What is needed. Bring back every record exactly, except for the pictures, which stay out.

↓↓↓

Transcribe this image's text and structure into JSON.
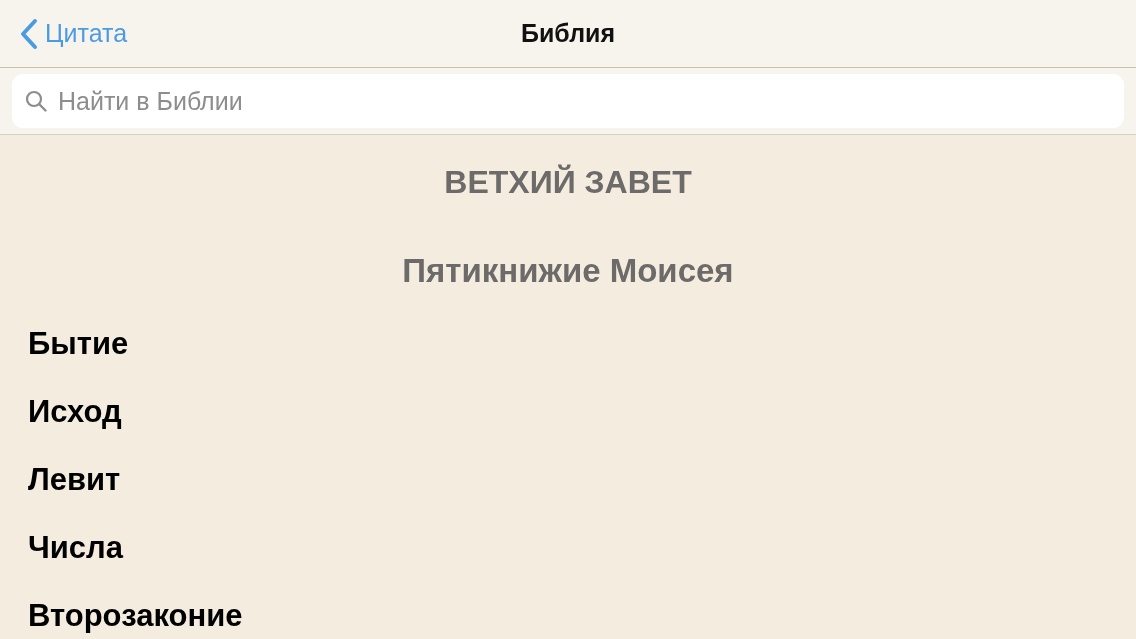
{
  "nav_bar": {
    "back_label": "Цитата",
    "title": "Библия"
  },
  "search": {
    "placeholder": "Найти в Библии"
  },
  "sections": [
    {
      "title": "ВЕТХИЙ ЗАВЕТ",
      "groups": [
        {
          "title": "Пятикнижие Моисея",
          "books": [
            "Бытие",
            "Исход",
            "Левит",
            "Числа",
            "Второзаконие"
          ]
        }
      ]
    }
  ]
}
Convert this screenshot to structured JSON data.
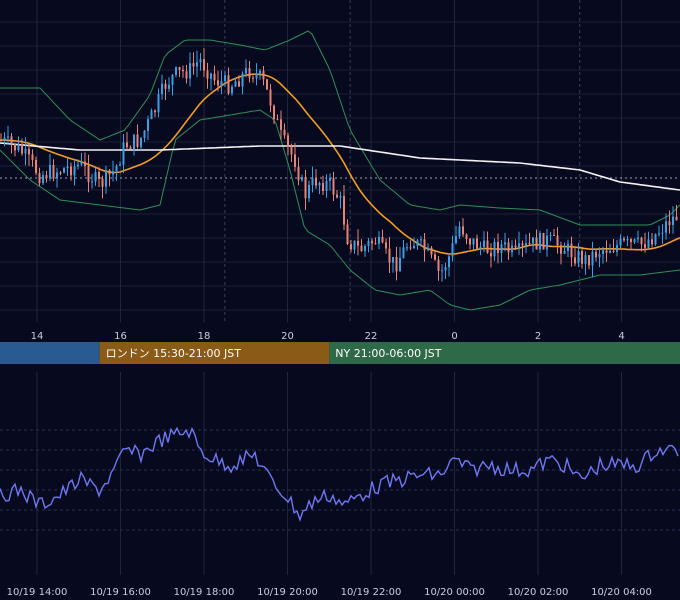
{
  "colors": {
    "background": "#070a1e",
    "up_candle": "#3aa0e6",
    "down_candle": "#e98373",
    "bollinger": "#2f8f57",
    "sma_short": "#f39c1f",
    "sma_long": "#f2f2f2",
    "oscillator": "#6f77f2",
    "session_tokyo": "#2a5a92",
    "session_london": "#8a5a17",
    "session_ny": "#2f6a48"
  },
  "sessions": [
    {
      "label": "",
      "color_key": "session_tokyo"
    },
    {
      "label": "ロンドン 15:30-21:00 JST",
      "color_key": "session_london"
    },
    {
      "label": "NY 21:00-06:00 JST",
      "color_key": "session_ny"
    }
  ],
  "chart_data": [
    {
      "type": "candlestick",
      "x_tick_labels": [
        "14",
        "16",
        "18",
        "20",
        "22",
        "0",
        "2",
        "4"
      ],
      "session_boundaries_hour": [
        15.5,
        21.0
      ],
      "marker_lines_hour": [
        18.5,
        21.5,
        3.0
      ],
      "grid": true
    },
    {
      "type": "line",
      "x_tick_labels": [
        "10/19 14:00",
        "10/19 16:00",
        "10/19 18:00",
        "10/19 20:00",
        "10/19 22:00",
        "10/20 00:00",
        "10/20 02:00",
        "10/20 04:00"
      ],
      "grid": true
    }
  ]
}
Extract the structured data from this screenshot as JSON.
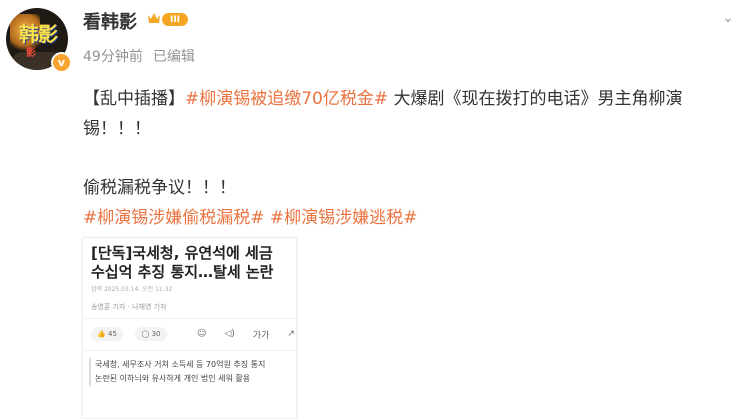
{
  "post": {
    "avatar_text": "韩影",
    "avatar_sub": "影",
    "verify_badge": "v",
    "username": "看韩影",
    "level": "III",
    "time": "49分钟前",
    "edited": "已编辑",
    "line1_prefix": "【乱中插播】",
    "line1_topic": "#柳演锡被追缴70亿税金#",
    "line1_rest": " 大爆剧《现在拨打的电话》男主角柳演",
    "line2": "锡！！！",
    "line3": "偷税漏税争议！！！",
    "line4_topic1": "#柳演锡涉嫌偷税漏税#",
    "line4_topic2": "#柳演锡涉嫌逃税#"
  },
  "card": {
    "title": "[단독]국세청, 유연석에 세금 수십억 추징 통지…탈세 논란",
    "date": "입력 2025.03.14. 오전 11:32",
    "reporters": "송영훈 기자 · 나채영 기자",
    "likes": "45",
    "comments": "30",
    "tool_font": "가가",
    "summary_1": "국세청, 세무조사 거쳐 소득세 등 70억원 추징 통지",
    "summary_2": "논란된 이하늬와 유사하게 개인 법인 세워 활용"
  },
  "icons": {
    "more": "chevron-down-icon",
    "crown": "crown-icon"
  },
  "colors": {
    "topic": "#eb7340",
    "level": "#f4a623"
  }
}
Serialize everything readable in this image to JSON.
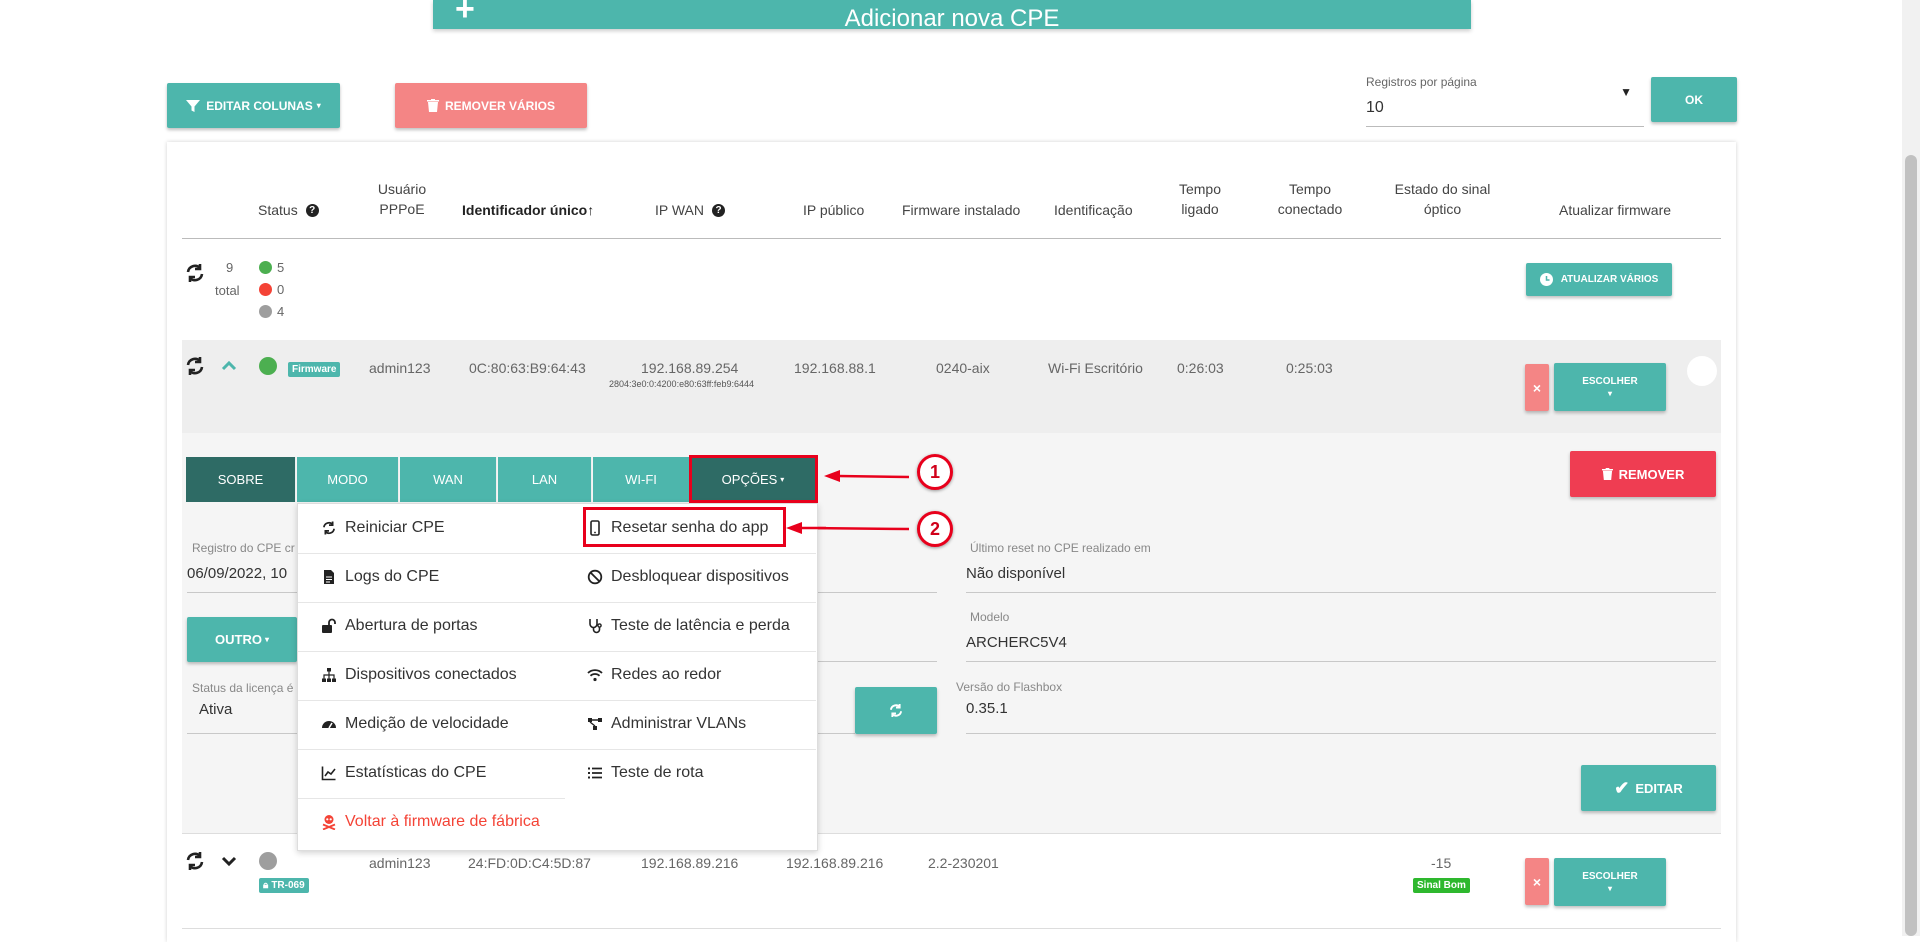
{
  "top_button": {
    "label": "Adicionar nova CPE"
  },
  "toolbar": {
    "edit_columns": "EDITAR COLUNAS",
    "remove_many": "REMOVER VÁRIOS",
    "per_page_label": "Registros por página",
    "per_page_value": "10",
    "ok": "OK"
  },
  "table": {
    "headers": {
      "status": "Status",
      "pppoe_1": "Usuário",
      "pppoe_2": "PPPoE",
      "unique_id": "Identificador único↑",
      "ip_wan": "IP WAN",
      "ip_public": "IP público",
      "firmware": "Firmware instalado",
      "identification": "Identificação",
      "uptime_1": "Tempo",
      "uptime_2": "ligado",
      "conn_1": "Tempo",
      "conn_2": "conectado",
      "signal_1": "Estado do sinal",
      "signal_2": "óptico",
      "update_fw": "Atualizar firmware"
    },
    "summary": {
      "total_num": "9",
      "total_label": "total",
      "green": "5",
      "red": "0",
      "gray": "4",
      "update_many": "ATUALIZAR VÁRIOS"
    },
    "row1": {
      "badge": "Firmware",
      "pppoe": "admin123",
      "id": "0C:80:63:B9:64:43",
      "ip_wan": "192.168.89.254",
      "ip_wan_v6": "2804:3e0:0:4200:e80:63ff:feb9:6444",
      "ip_public": "192.168.88.1",
      "firmware": "0240-aix",
      "identification": "Wi-Fi Escritório",
      "uptime": "0:26:03",
      "connected": "0:25:03",
      "choose": "ESCOLHER",
      "close": "×"
    },
    "row2": {
      "badge": "TR-069",
      "pppoe": "admin123",
      "id": "24:FD:0D:C4:5D:87",
      "ip_wan": "192.168.89.216",
      "ip_public": "192.168.89.216",
      "firmware": "2.2-230201",
      "signal": "-15",
      "signal_badge": "Sinal Bom",
      "choose": "ESCOLHER",
      "close": "×"
    }
  },
  "details": {
    "tabs": [
      "SOBRE",
      "MODO",
      "WAN",
      "LAN",
      "WI-FI",
      "OPÇÕES"
    ],
    "remove": "REMOVER",
    "reg_label": "Registro do CPE cr",
    "reg_value": "06/09/2022, 10",
    "other": "OUTRO",
    "license_label": "Status da licença é",
    "license_value": "Ativa",
    "last_reset_label": "Último reset no CPE realizado em",
    "last_reset_value": "Não disponível",
    "model_label": "Modelo",
    "model_value": "ARCHERC5V4",
    "flashbox_label": "Versão do Flashbox",
    "flashbox_value": "0.35.1",
    "edit": "EDITAR"
  },
  "menu": {
    "restart": "Reiniciar CPE",
    "reset_app_pwd": "Resetar senha do app",
    "logs": "Logs do CPE",
    "unblock": "Desbloquear dispositivos",
    "ports": "Abertura de portas",
    "latency": "Teste de latência e perda",
    "devices": "Dispositivos conectados",
    "nearby": "Redes ao redor",
    "speed": "Medição de velocidade",
    "vlans": "Administrar VLANs",
    "stats": "Estatísticas do CPE",
    "route": "Teste de rota",
    "factory": "Voltar à firmware de fábrica"
  },
  "annotations": {
    "one": "1",
    "two": "2"
  },
  "colors": {
    "teal": "#4db6ac",
    "dark_teal": "#2e6b65",
    "pink": "#f48585",
    "red": "#ef3d52",
    "annotation": "#e8001c",
    "green": "#4caf50"
  }
}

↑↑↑

Answer to the exercise.
Transcribe this image's text and structure into JSON.
{
  "nav_bar": {
    "back_label": "Цитата",
    "title": "Библия"
  },
  "search": {
    "placeholder": "Найти в Библии"
  },
  "sections": [
    {
      "title": "ВЕТХИЙ ЗАВЕТ",
      "groups": [
        {
          "title": "Пятикнижие Моисея",
          "books": [
            "Бытие",
            "Исход",
            "Левит",
            "Числа",
            "Второзаконие"
          ]
        }
      ]
    }
  ]
}
Convert this screenshot to structured JSON data.
{
  "colors": {
    "background": "#070a1e",
    "up_candle": "#3aa0e6",
    "down_candle": "#e98373",
    "bollinger": "#2f8f57",
    "sma_short": "#f39c1f",
    "sma_long": "#f2f2f2",
    "oscillator": "#6f77f2",
    "session_tokyo": "#2a5a92",
    "session_london": "#8a5a17",
    "session_ny": "#2f6a48"
  },
  "sessions": [
    {
      "label": "",
      "color_key": "session_tokyo"
    },
    {
      "label": "ロンドン 15:30-21:00 JST",
      "color_key": "session_london"
    },
    {
      "label": "NY 21:00-06:00 JST",
      "color_key": "session_ny"
    }
  ],
  "chart_data": [
    {
      "type": "candlestick",
      "x_tick_labels": [
        "14",
        "16",
        "18",
        "20",
        "22",
        "0",
        "2",
        "4"
      ],
      "session_boundaries_hour": [
        15.5,
        21.0
      ],
      "marker_lines_hour": [
        18.5,
        21.5,
        3.0
      ],
      "grid": true
    },
    {
      "type": "line",
      "x_tick_labels": [
        "10/19 14:00",
        "10/19 16:00",
        "10/19 18:00",
        "10/19 20:00",
        "10/19 22:00",
        "10/20 00:00",
        "10/20 02:00",
        "10/20 04:00"
      ],
      "grid": true
    }
  ]
}
Extract the structured data from this screenshot as JSON.
{
  "post": {
    "avatar_text": "韩影",
    "avatar_sub": "影",
    "verify_badge": "v",
    "username": "看韩影",
    "level": "III",
    "time": "49分钟前",
    "edited": "已编辑",
    "line1_prefix": "【乱中插播】",
    "line1_topic": "#柳演锡被追缴70亿税金#",
    "line1_rest": " 大爆剧《现在拨打的电话》男主角柳演",
    "line2": "锡！！！",
    "line3": "偷税漏税争议！！！",
    "line4_topic1": "#柳演锡涉嫌偷税漏税#",
    "line4_topic2": "#柳演锡涉嫌逃税#"
  },
  "card": {
    "title": "[단독]국세청, 유연석에 세금 수십억 추징 통지…탈세 논란",
    "date": "입력 2025.03.14. 오전 11:32",
    "reporters": "송영훈 기자 · 나채영 기자",
    "likes": "45",
    "comments": "30",
    "tool_font": "가가",
    "summary_1": "국세청, 세무조사 거쳐 소득세 등 70억원 추징 통지",
    "summary_2": "논란된 이하늬와 유사하게 개인 법인 세워 활용"
  },
  "icons": {
    "more": "chevron-down-icon",
    "crown": "crown-icon"
  },
  "colors": {
    "topic": "#eb7340",
    "level": "#f4a623"
  }
}
Serialize everything readable in this image to JSON.
{
  "top_button": {
    "label": "Adicionar nova CPE"
  },
  "toolbar": {
    "edit_columns": "EDITAR COLUNAS",
    "remove_many": "REMOVER VÁRIOS",
    "per_page_label": "Registros por página",
    "per_page_value": "10",
    "ok": "OK"
  },
  "table": {
    "headers": {
      "status": "Status",
      "pppoe_1": "Usuário",
      "pppoe_2": "PPPoE",
      "unique_id": "Identificador único↑",
      "ip_wan": "IP WAN",
      "ip_public": "IP público",
      "firmware": "Firmware instalado",
      "identification": "Identificação",
      "uptime_1": "Tempo",
      "uptime_2": "ligado",
      "conn_1": "Tempo",
      "conn_2": "conectado",
      "signal_1": "Estado do sinal",
      "signal_2": "óptico",
      "update_fw": "Atualizar firmware"
    },
    "summary": {
      "total_num": "9",
      "total_label": "total",
      "green": "5",
      "red": "0",
      "gray": "4",
      "update_many": "ATUALIZAR VÁRIOS"
    },
    "row1": {
      "badge": "Firmware",
      "pppoe": "admin123",
      "id": "0C:80:63:B9:64:43",
      "ip_wan": "192.168.89.254",
      "ip_wan_v6": "2804:3e0:0:4200:e80:63ff:feb9:6444",
      "ip_public": "192.168.88.1",
      "firmware": "0240-aix",
      "identification": "Wi-Fi Escritório",
      "uptime": "0:26:03",
      "connected": "0:25:03",
      "choose": "ESCOLHER",
      "close": "×"
    },
    "row2": {
      "badge": "TR-069",
      "pppoe": "admin123",
      "id": "24:FD:0D:C4:5D:87",
      "ip_wan": "192.168.89.216",
      "ip_public": "192.168.89.216",
      "firmware": "2.2-230201",
      "signal": "-15",
      "signal_badge": "Sinal Bom",
      "choose": "ESCOLHER",
      "close": "×"
    }
  },
  "details": {
    "tabs": [
      "SOBRE",
      "MODO",
      "WAN",
      "LAN",
      "WI-FI",
      "OPÇÕES"
    ],
    "remove": "REMOVER",
    "reg_label": "Registro do CPE cr",
    "reg_value": "06/09/2022, 10",
    "other": "OUTRO",
    "license_label": "Status da licença é",
    "license_value": "Ativa",
    "last_reset_label": "Último reset no CPE realizado em",
    "last_reset_value": "Não disponível",
    "model_label": "Modelo",
    "model_value": "ARCHERC5V4",
    "flashbox_label": "Versão do Flashbox",
    "flashbox_value": "0.35.1",
    "edit": "EDITAR"
  },
  "menu": {
    "restart": "Reiniciar CPE",
    "reset_app_pwd": "Resetar senha do app",
    "logs": "Logs do CPE",
    "unblock": "Desbloquear dispositivos",
    "ports": "Abertura de portas",
    "latency": "Teste de latência e perda",
    "devices": "Dispositivos conectados",
    "nearby": "Redes ao redor",
    "speed": "Medição de velocidade",
    "vlans": "Administrar VLANs",
    "stats": "Estatísticas do CPE",
    "route": "Teste de rota",
    "factory": "Voltar à firmware de fábrica"
  },
  "annotations": {
    "one": "1",
    "two": "2"
  },
  "colors": {
    "teal": "#4db6ac",
    "dark_teal": "#2e6b65",
    "pink": "#f48585",
    "red": "#ef3d52",
    "annotation": "#e8001c",
    "green": "#4caf50"
  }
}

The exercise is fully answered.